Social class differences on a college campus

Trying to create programs and services for the diverse group of individuals that attend an institution can be a difficult task. Need based financial aid or other assistance programs help students enroll in college when otherwise they might not have been able to afford it. And, as I am learning firsthand this summer, students have varying levels of access, needs, and abilities. To be a better student affairs professional I need to improve my social class consciousness.

My NODA internship in orientation introduced me to a few issues that I did not experience as an undergraduate college student or at my UGA graduate assistantship. Not all students have cell phones, easy access to personal transportation, or parents with personal experience attending college.

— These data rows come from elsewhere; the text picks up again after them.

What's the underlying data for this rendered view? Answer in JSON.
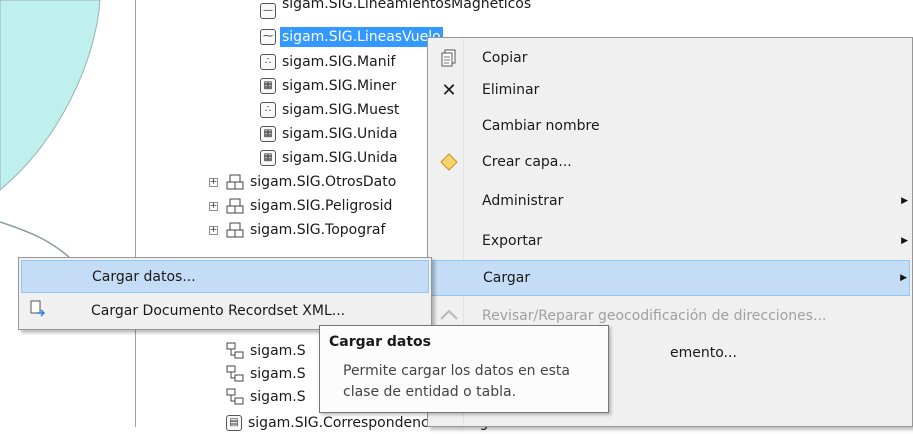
{
  "tree": {
    "items": [
      {
        "label": "sigam.SIG.LineamientosMagneticos"
      },
      {
        "label": "sigam.SIG.LineasVuelo"
      },
      {
        "label": "sigam.SIG.Manif"
      },
      {
        "label": "sigam.SIG.Miner"
      },
      {
        "label": "sigam.SIG.Muest"
      },
      {
        "label": "sigam.SIG.Unida"
      },
      {
        "label": "sigam.SIG.Unida"
      },
      {
        "label": "sigam.SIG.OtrosDato"
      },
      {
        "label": "sigam.SIG.Peligrosid"
      },
      {
        "label": "sigam.SIG.Topograf"
      },
      {
        "label": "sigam.S"
      },
      {
        "label": "sigam.S"
      },
      {
        "label": "sigam.S"
      },
      {
        "label": "sigam.SIG.CorrespondenciaLitologica"
      }
    ]
  },
  "context_menu": {
    "items": [
      {
        "label": "Copiar",
        "icon": "copy-icon"
      },
      {
        "label": "Eliminar",
        "icon": "delete-x-icon"
      },
      {
        "label": "Cambiar nombre"
      },
      {
        "label": "Crear capa...",
        "icon": "layer-diamond-icon"
      },
      {
        "label": "Administrar"
      },
      {
        "label": "Exportar"
      },
      {
        "label": "Cargar"
      },
      {
        "label": "Revisar/Reparar geocodificación de direcciones..."
      },
      {
        "label": "emento..."
      }
    ]
  },
  "submenu": {
    "items": [
      {
        "label": "Cargar datos..."
      },
      {
        "label": "Cargar Documento Recordset XML..."
      }
    ]
  },
  "tooltip": {
    "title": "Cargar datos",
    "body": "Permite cargar los datos en esta clase de entidad o tabla."
  },
  "colors": {
    "selection": "#3399ff",
    "menu_bg": "#f0f0f0",
    "menu_highlight": "#c4dcf5",
    "map_fill": "#bff0ee"
  }
}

UNCG offers an orientation program for students called SOAR (Spartan Orientation Advising and Registration). The orientation fee is charged on the student’s tuition and fee bill. We also offer an optional parent and family program that runs alongside the student program. The parent and family program is not charged on the tuition and fee bill and costs $70 to attend and $80 for day of SOAR registration. It is an additional $25 for a parent or family member to stay on campus in Spring Garden apartments.

Most students (~80%) are able to have a guest attend with them, but unfortunately some parent/family members can not attend because they can not take vacation time off work or because they can not afford the registration fee.

Transportation to summer orientation can also pose an issue for some students. If parents/family members do not own a car, they must find public or other transportation to the orientation program. Train and bus schedules do not always line up with orientation schedules; this might mean a student has to arrive a day early or late for the program.

Lastly, not all students have cell phones. I will be the first to admit that I am quick to make assumptions or want to create programs for students that include cell phones usage (or even social media usage via smart phone). This summer has been a great opportunity for me to realize that while Twitter/Facebook/Instagram, etc. might benefit a program, it doesn’t include all students. I will still advocate for increased usage of social media by faculty and staff, but because of my recent experiences I am more aware of working with students without the same level of technology access as others. We are so used to being able to contact everyone when we need them or even expect students to have frequent access to email and text, are we prepared when that is not an option?

What experiences have improved your social class consciousness? Do you find yourself working with students that do not own a cell phone as I did last week?

Preparing for SOAR

Last week I posted about being a NODA Intern at UNCG. Throughout the summer I am going to blog about some of the programs and activities going on in the NSSFP (New Student and Spartan Family Program) office at UNCG. This is a way for me to write some thoughts down and share about my NODA experience.

Last week was a very busy week of training for the SOS (Spartan Orientation Staff) after getting Monday off for Memorial Day. A new activity was scheduled on Tuesday and Wednesday referred to as “call center.” Using the phones in the NSSFP office and in the UNCG Call Center the SOS called every student registered for SOAR. The script included information about check-in, parking, overnight accommodations  and instructions on payment and registration for a parent/family member or guest. The check-in process is a little complicated and feedback on previous surveys identified confusion from attendees. Although emails are sent out with instructions, this was a new addition to try to alleviate some of the confusion and complications this year.

Call Center in Action

What do you think about this idea? Will this effort of taking the extra step to prepare attendees for SOAR provide a positive customer service experience or do you think the same level of confusion will still exist? Only time will tell! SOAR starts Thursday – I can’t wait!

NODA Intern at UNCG

This summer I have the privilege of joining the New Student & Spartan Family Programs team at UNCG. I went through the NODA internship process during my search for a summer internship, which is an academic requirement of the CSAA program at UGA. Students interested in a summer internship in student affairs can also apply through ACUHO-I, ACUI, or reach out to offices and seek out opportunities on their own.

March 2013: I first met the SOS at SROW (Southern Regional Orientation Workshop) in Memphis, Tennessee

March 2013: I first met the SOS at SROW (Southern Regional Orientation Workshop) in Memphis, Tennessee.

I will be helping the office in various ways while living on UNCG’s campus with the Spartan Orientation Staff (SOS). Through my position as the NODA Intern, I will gain experience developing training programs, assisting with the supervision of the SOS, providing on-site support during SOAR (Spartan Orientation, Advising, and Registration), evaluating SOS training, SOAR, etc. and of course, other duties as assigned!



My goals for the summer include:

  • Increase my knowledge in the area of assessment, evaluation, and research.
  • Build meaningful and appropriate relationships with students.
  • Learn as much as I can about UNCG!
  • Research and gain experience in the functional area of Orientation Programs.
  • Explore Greensboro.
  • Find time for myself and keep running! (I think this will be my biggest challenge during SOAR/the month of June)
Heart Walk

The SOCs (Spartan Orientation Coordinators) I work with until the end of June.

SOS picture day 2013

The SOS during picture day.

Do you currently have a summer internship in student affairs? What are your goals this summer? Or if you had a summer internship in the past, do you have any tips to share with current interns?